Exercise instructions: How many of the lines below hold the string "watermark"? Say only the number.

%%

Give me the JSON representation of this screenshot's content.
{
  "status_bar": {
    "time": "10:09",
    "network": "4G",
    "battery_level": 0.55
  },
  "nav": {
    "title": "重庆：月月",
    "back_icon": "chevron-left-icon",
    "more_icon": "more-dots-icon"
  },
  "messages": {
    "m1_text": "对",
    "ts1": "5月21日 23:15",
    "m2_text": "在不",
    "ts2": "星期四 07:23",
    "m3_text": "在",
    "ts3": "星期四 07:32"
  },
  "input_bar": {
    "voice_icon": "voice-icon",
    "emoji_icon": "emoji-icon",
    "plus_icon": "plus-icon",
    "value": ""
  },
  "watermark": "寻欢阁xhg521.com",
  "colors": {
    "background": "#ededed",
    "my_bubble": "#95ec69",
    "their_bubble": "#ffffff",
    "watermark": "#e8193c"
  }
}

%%

Solution to this exercise: 2